In this algorithm a "feature" is taken to mean any kind of map component e.g. large room, small room, corridor, circular arena, vault etc.

1. Fill the whole map with solid earth

2. Dig out a single room in the centre of the map

3. Pick a wall of any room

4. Decide upon a new feature to build

5. See if there is room to add the new feature through the chosen wall

6. If yes, continue. If no, go back to step 3

7. Add the feature through the chosen wall

8. Go back to step 3, until the dungeon is complete

9. Add the up and down staircases at random points in map

10. Finally, sprinkle some monsters and items liberally over dungeon

Step 1 and 2 are easy once you've got the map set up. I have found it very useful to write a "fillRect" command that fills a rectangular map area with a specified tile type.

Step 3 is trickier. You can't pick random squares to add new features because the rule is to always add to the existing dungeon. This makes the connections look good, and also guarantees that every square is reachable. The way Tyrant does it is to pick random squares on the map until it finds a wall square adjacent (horizontally or vertically) to a clear square. This is a good method, since it gives you a roughly even chance of picking any particular wall square.

Step 4 isn't too hard - I just use a random switch statement to determine which of a range of features to build. You can change the whole look of the map by weighting the probabilities of different features. Well-ordered dungeons will have lots of regular rooms and long straight corridors. Cave complexes will tend to have jagged caverns, twisting passages etc.

Step 5 is more tricky, and the key to the whole algorithm. For each feature, you need to know the area of the map that it will occupy. Then you need to scan outwards from the chosen wall to see if this area intersects any features that are already there. Tyrant does this in a fairly simplistic way - it just works out the rectangular space that the new feature will occupy plus a square on each side for walls, then checks to see if the entire rectangle is currently filled with solid earth.

Step 6 decides whether or not to add the feature. If the area under consideration contains anything other than solid earth already, then the routine loops back to step 3. Note that *most* new features will be rejected in this way. This isn't a problem, as the processing time is negligible. Tyrant tries to add 300 or so features to each dungeon, but usually only 40 or so make it past this stage.

Step 7 draws the new feature once you've decided the area is OK. In this stage, you can also add any interesting room features, such as inhabitants, traps, secret doors and treasure.

Step 8 just loops back to build more rooms. The exact number of times that you want to do this will depend on map size and various other factors.

Step 9 is pretty self-explanatory. Easiest way to do it is to write a routine that picks random squares until it finds an empty one where the staircases can be added.

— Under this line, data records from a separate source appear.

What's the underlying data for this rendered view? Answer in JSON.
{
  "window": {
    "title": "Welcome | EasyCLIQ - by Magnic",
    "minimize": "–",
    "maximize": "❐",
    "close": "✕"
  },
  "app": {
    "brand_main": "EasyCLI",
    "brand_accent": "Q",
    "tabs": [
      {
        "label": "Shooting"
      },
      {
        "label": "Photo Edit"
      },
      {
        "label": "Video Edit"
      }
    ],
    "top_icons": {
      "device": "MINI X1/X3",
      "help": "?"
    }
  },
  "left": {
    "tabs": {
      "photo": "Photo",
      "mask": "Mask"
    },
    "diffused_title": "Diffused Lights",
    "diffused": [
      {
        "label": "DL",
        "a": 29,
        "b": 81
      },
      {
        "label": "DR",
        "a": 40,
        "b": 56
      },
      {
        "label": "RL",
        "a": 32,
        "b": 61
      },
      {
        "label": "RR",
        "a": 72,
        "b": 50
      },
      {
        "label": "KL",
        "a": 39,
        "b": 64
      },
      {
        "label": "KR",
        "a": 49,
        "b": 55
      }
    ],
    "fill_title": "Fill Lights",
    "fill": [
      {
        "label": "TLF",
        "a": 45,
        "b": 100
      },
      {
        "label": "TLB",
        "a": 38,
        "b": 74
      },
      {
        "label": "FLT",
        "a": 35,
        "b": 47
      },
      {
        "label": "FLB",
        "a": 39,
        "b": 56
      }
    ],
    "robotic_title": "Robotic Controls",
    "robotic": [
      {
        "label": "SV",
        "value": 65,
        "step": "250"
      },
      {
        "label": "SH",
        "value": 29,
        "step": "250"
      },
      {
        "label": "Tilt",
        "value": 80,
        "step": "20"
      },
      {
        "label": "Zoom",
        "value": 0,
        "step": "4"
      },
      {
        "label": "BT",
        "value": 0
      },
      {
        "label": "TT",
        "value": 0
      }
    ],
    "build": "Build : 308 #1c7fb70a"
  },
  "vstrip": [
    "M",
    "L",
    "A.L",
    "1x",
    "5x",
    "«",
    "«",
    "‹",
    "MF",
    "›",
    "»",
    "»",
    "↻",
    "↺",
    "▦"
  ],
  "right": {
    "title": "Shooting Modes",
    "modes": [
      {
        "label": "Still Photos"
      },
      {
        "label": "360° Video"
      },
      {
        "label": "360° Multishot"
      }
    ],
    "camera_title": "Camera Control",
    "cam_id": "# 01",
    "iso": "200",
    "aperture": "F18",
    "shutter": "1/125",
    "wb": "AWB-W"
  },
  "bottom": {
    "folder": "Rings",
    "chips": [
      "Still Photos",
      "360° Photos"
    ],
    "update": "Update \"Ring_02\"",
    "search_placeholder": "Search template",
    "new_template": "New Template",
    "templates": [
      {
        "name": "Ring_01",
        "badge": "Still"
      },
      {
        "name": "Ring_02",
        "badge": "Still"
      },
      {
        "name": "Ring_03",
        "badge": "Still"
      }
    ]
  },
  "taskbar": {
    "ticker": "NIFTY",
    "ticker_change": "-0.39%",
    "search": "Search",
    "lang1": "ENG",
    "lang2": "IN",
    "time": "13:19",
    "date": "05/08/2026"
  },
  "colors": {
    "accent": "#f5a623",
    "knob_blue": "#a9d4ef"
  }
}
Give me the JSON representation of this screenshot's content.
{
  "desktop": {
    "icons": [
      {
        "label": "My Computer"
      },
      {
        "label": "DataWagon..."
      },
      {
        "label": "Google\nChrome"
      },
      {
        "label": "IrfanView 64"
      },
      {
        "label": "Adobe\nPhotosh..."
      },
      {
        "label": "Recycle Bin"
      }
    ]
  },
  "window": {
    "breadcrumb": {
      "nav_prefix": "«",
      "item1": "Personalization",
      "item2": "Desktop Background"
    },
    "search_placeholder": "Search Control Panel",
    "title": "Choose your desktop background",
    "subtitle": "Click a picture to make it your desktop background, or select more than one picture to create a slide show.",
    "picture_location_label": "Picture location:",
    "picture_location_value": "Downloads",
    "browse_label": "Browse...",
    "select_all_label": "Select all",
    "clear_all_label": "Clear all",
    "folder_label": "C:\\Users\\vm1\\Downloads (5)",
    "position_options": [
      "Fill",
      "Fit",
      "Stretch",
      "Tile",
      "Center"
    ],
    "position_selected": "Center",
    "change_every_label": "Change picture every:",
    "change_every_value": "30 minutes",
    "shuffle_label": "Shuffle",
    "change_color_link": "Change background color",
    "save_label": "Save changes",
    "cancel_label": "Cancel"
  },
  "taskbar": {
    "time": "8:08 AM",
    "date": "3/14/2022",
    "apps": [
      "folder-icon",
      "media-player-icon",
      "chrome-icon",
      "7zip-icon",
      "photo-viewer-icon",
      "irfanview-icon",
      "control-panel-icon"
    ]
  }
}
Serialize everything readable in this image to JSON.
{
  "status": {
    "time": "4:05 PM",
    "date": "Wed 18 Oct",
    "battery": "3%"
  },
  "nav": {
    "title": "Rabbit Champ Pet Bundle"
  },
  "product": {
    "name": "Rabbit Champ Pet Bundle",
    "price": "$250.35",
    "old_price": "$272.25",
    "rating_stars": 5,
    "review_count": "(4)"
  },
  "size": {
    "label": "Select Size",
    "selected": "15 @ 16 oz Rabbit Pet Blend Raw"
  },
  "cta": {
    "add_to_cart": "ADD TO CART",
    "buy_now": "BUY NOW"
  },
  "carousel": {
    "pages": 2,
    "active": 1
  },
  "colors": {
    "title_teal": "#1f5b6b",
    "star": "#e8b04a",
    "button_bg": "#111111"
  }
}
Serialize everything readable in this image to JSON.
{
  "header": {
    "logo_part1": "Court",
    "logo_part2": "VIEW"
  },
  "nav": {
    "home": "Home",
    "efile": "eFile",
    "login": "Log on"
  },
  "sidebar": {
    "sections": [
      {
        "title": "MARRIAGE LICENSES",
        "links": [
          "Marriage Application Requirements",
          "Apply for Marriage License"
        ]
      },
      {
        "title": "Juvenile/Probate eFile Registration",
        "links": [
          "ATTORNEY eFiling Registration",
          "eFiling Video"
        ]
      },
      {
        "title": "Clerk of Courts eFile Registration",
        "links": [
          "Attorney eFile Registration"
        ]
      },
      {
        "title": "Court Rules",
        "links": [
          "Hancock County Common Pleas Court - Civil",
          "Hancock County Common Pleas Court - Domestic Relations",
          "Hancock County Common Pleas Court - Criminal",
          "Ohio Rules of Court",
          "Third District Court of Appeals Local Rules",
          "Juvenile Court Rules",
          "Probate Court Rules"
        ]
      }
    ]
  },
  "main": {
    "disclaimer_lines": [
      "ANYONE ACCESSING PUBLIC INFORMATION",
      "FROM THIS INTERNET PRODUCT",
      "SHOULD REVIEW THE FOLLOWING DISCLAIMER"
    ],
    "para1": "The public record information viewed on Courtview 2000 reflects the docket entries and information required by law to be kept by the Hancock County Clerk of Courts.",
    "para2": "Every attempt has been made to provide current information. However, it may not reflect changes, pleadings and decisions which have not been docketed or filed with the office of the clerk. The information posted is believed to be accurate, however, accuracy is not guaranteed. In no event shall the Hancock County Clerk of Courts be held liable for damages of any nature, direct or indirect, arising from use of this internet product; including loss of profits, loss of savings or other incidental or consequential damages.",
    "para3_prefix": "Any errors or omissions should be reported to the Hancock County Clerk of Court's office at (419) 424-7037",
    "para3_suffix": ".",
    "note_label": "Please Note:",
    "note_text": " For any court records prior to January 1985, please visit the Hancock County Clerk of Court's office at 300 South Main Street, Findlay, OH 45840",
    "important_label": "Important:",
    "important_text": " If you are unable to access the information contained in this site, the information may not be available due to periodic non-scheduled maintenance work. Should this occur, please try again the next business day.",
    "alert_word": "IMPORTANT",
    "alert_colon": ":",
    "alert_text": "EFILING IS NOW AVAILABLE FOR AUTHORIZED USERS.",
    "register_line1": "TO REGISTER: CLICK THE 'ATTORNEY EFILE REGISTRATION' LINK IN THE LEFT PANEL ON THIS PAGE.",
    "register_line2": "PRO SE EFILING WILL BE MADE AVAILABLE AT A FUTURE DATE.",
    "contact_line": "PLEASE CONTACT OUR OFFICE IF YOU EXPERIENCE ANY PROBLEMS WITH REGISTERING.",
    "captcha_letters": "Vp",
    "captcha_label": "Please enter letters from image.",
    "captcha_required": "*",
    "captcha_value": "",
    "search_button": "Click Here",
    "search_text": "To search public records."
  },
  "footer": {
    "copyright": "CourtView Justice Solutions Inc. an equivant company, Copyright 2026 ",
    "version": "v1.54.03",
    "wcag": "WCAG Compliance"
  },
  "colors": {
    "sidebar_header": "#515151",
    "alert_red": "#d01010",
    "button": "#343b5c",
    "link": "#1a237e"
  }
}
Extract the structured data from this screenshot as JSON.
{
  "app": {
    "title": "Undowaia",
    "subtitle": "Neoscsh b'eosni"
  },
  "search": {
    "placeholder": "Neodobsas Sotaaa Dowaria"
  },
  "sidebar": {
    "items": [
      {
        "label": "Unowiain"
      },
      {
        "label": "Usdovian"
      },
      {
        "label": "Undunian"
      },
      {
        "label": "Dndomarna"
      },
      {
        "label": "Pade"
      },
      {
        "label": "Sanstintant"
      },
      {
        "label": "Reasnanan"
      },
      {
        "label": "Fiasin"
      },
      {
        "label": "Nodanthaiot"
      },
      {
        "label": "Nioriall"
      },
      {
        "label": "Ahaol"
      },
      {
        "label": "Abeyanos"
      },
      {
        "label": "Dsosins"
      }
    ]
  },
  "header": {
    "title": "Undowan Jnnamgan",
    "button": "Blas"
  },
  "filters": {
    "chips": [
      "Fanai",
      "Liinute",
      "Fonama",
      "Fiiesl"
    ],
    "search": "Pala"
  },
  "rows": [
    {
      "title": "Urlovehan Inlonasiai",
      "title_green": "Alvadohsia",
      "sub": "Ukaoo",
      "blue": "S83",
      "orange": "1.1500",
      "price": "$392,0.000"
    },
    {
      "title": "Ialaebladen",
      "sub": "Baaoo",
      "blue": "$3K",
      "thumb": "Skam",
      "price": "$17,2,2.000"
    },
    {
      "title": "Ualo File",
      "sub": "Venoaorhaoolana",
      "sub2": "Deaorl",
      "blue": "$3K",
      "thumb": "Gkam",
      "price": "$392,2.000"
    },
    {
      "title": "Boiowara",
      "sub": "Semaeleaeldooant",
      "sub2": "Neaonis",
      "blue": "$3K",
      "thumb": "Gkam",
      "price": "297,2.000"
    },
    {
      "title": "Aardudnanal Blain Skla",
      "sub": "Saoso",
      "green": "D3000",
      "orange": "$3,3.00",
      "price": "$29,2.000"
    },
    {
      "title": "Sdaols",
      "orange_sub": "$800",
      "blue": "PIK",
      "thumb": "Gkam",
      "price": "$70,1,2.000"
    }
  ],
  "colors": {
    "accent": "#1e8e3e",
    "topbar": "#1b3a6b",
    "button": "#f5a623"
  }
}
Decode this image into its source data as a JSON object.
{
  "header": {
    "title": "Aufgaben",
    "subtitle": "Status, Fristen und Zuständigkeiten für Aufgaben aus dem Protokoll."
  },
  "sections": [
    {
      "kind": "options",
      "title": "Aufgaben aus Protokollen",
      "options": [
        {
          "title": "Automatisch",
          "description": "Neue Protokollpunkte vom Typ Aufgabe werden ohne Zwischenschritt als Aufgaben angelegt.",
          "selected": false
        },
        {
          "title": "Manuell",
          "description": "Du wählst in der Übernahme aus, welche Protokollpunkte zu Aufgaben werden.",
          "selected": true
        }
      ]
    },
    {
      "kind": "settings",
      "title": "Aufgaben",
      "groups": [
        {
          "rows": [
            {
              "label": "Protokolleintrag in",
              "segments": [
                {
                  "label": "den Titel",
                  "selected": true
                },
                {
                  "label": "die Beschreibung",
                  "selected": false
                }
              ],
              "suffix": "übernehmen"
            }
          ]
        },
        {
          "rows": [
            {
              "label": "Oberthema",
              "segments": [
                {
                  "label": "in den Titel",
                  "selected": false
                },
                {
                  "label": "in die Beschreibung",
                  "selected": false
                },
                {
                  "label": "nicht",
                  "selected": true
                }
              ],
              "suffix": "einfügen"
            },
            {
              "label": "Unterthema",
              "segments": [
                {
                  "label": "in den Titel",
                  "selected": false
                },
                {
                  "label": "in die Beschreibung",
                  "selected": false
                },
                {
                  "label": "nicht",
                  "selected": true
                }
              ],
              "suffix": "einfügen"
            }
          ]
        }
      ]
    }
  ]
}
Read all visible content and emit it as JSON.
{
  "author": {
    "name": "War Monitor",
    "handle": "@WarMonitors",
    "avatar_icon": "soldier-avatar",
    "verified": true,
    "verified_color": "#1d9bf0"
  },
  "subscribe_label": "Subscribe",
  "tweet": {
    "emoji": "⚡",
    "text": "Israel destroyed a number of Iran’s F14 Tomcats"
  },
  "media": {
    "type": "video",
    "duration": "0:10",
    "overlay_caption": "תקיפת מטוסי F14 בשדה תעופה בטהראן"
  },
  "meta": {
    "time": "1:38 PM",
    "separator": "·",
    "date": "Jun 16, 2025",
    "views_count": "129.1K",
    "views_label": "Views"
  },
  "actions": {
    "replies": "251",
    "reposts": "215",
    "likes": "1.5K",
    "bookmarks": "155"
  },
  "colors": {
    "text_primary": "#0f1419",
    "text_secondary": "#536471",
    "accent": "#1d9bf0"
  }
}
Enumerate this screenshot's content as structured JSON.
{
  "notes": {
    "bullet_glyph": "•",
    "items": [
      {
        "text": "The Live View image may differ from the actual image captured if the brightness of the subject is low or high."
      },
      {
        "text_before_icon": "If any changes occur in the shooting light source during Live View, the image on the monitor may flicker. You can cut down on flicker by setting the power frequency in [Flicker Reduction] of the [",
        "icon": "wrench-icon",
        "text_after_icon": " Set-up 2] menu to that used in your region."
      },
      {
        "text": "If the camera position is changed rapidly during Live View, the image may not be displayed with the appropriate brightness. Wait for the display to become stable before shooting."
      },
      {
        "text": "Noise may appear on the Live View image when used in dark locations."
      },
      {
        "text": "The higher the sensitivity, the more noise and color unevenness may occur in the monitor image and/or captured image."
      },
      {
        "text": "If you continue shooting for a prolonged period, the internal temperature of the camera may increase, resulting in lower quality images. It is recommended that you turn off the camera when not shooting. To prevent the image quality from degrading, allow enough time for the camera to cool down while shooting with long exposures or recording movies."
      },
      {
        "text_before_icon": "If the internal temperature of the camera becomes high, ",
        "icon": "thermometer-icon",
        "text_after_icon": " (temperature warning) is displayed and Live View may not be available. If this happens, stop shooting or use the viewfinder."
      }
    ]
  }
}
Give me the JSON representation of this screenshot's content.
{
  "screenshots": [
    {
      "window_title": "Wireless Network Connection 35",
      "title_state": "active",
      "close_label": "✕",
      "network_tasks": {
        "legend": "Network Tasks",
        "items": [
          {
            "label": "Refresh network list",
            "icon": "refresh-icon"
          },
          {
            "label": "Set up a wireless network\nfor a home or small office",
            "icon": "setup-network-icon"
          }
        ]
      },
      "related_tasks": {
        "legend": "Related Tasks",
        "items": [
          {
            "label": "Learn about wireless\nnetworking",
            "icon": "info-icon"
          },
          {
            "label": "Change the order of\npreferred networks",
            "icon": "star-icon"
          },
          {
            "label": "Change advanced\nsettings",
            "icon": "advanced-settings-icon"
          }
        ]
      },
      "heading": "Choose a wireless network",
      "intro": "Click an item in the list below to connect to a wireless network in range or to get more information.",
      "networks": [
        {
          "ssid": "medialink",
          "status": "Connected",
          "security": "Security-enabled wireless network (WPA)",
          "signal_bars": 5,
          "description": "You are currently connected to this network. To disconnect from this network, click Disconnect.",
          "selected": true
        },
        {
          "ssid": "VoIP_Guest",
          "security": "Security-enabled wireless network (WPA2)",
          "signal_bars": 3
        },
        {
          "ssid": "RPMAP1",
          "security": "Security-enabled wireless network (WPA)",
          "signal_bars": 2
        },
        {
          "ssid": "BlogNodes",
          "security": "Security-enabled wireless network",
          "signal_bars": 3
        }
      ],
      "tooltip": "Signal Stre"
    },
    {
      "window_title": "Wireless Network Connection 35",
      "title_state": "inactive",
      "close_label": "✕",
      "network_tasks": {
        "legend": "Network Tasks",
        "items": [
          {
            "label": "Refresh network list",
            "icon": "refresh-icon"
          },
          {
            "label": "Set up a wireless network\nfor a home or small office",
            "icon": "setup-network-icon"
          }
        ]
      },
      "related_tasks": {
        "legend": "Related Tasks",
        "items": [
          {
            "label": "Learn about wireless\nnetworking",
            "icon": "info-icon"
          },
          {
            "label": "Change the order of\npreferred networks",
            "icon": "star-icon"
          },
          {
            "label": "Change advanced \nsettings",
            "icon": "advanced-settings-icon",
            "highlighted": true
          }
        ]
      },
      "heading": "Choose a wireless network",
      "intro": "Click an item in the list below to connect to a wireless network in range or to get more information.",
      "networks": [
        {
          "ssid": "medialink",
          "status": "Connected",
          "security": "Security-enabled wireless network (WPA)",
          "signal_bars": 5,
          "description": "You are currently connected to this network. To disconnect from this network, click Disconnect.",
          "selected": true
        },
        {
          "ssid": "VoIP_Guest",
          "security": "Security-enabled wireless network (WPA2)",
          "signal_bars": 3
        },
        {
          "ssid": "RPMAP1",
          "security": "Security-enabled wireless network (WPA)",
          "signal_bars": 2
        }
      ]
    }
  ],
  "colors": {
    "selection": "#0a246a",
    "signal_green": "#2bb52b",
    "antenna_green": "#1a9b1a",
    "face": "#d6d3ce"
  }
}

Step 10 just creates a host of extra random monsters in random locations to add some spice. Tyrant creates about most of the monsters at this point of the map generation, although it does add a few special creatures when individual rooms are generated.